|Cooperative Classification||C04B41/81, C25D1/12, C04B41/4505, B41M1/34, C04B41/009|
|European Classification||C04B41/00V, C04B41/45B, B41M1/34, C04B41/81, C25D1/12|
|Oct 20, 1986||AS||Assignment|
Owner name: ANDROMAQUE S.A., 121 RUE DE LA FAIENCERIE, L - 151
Free format text: ASSIGNMENT OF ASSIGNORS INTEREST.;ASSIGNOR:VANDER POORTEN, HENRI;REEL/FRAME:004619/0148
Effective date: 19861002
|Mar 20, 1990||CC||Certificate of correction|
|Feb 25, 1991||AS||Assignment|
Owner name: WARNETON INDUSTRIES S.A., CHAUSSEE DE LILLE 61, B-
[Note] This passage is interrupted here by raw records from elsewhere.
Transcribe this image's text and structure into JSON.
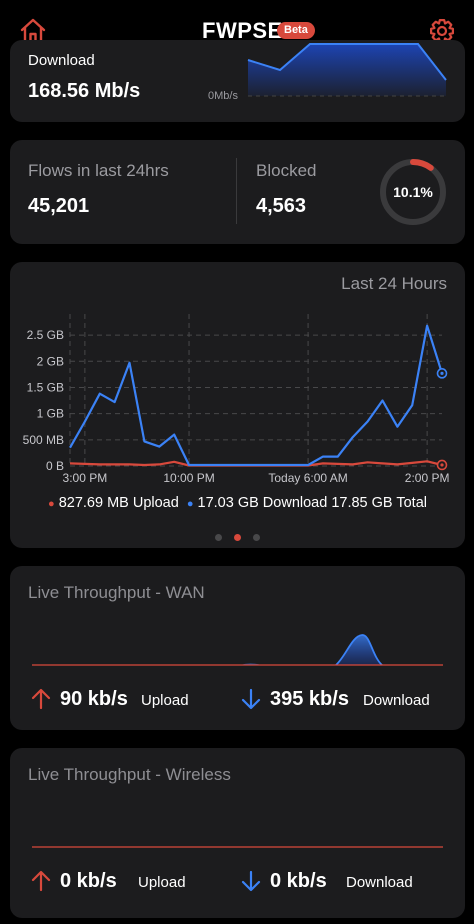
{
  "header": {
    "title": "FWPSE",
    "badge": "Beta"
  },
  "download_card": {
    "label": "Download",
    "value": "168.56 Mb/s",
    "axis_label": "0Mb/s"
  },
  "flows_card": {
    "flows_label": "Flows in last 24hrs",
    "flows_value": "45,201",
    "blocked_label": "Blocked",
    "blocked_value": "4,563",
    "blocked_percent_label": "10.1%",
    "blocked_fraction": 0.101
  },
  "history_card": {
    "title": "Last 24 Hours",
    "legend": {
      "upload": "827.69 MB Upload",
      "download": "17.03 GB Download",
      "total": "17.85 GB Total"
    },
    "page_dots": {
      "count": 3,
      "active": 1
    }
  },
  "chart_data": {
    "type": "line",
    "title": "Last 24 Hours",
    "y_unit": "GB",
    "ylim": [
      0,
      2.75
    ],
    "y_ticks": [
      {
        "value": 0,
        "label": "0 B"
      },
      {
        "value": 0.5,
        "label": "500 MB"
      },
      {
        "value": 1,
        "label": "1 GB"
      },
      {
        "value": 1.5,
        "label": "1.5 GB"
      },
      {
        "value": 2,
        "label": "2 GB"
      },
      {
        "value": 2.5,
        "label": "2.5 GB"
      }
    ],
    "x_ticks": [
      {
        "index": 1,
        "label": "3:00 PM"
      },
      {
        "index": 8,
        "label": "10:00 PM"
      },
      {
        "index": 16,
        "label": "Today 6:00 AM"
      },
      {
        "index": 24,
        "label": "2:00 PM"
      }
    ],
    "x_count": 26,
    "grid": true,
    "series": [
      {
        "name": "Download",
        "color": "#3b82f6",
        "values": [
          0.35,
          0.85,
          1.38,
          1.22,
          1.97,
          0.47,
          0.37,
          0.6,
          0.02,
          0.02,
          0.02,
          0.02,
          0.02,
          0.02,
          0.02,
          0.02,
          0.02,
          0.18,
          0.18,
          0.55,
          0.85,
          1.25,
          0.75,
          1.16,
          2.68,
          1.77
        ]
      },
      {
        "name": "Upload",
        "color": "#d8493c",
        "values": [
          0.05,
          0.04,
          0.03,
          0.03,
          0.03,
          0.02,
          0.03,
          0.08,
          0.01,
          0.01,
          0.01,
          0.01,
          0.01,
          0.01,
          0.01,
          0.01,
          0.01,
          0.05,
          0.04,
          0.03,
          0.07,
          0.05,
          0.03,
          0.06,
          0.09,
          0.02
        ]
      }
    ]
  },
  "wan_card": {
    "title": "Live Throughput - WAN",
    "upload_value": "90 kb/s",
    "upload_label": "Upload",
    "download_value": "395 kb/s",
    "download_label": "Download"
  },
  "wireless_card": {
    "title": "Live Throughput - Wireless",
    "upload_value": "0 kb/s",
    "upload_label": "Upload",
    "download_value": "0 kb/s",
    "download_label": "Download"
  },
  "colors": {
    "accent_red": "#d8493c",
    "accent_blue": "#3b82f6",
    "card_bg": "#1c1c1e",
    "muted_text": "#9b9ba0"
  }
}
Free format text: ASSIGNMENT OF ASSIGNORS INTEREST.;ASSIGNOR:ANDROMAQUE S.A., A CORP. OF LUXEMBOURG;REEL/FRAME:005610/0777
Effective date: 19910129
|May 15, 1991||FPAY||Fee payment|
Year of fee payment: 4
|May 8, 1995||FPAY||Fee payment|
Year of fee payment: 8
|Jun 16, 1999||REMI||Maintenance fee reminder mailed|
|Nov 21, 1999||LAPS||Lapse for failure to pay maintenance fees|
|Feb 1, 2000||FP||Expired due to failure to pay maintenance fee|
Effective date: 19991124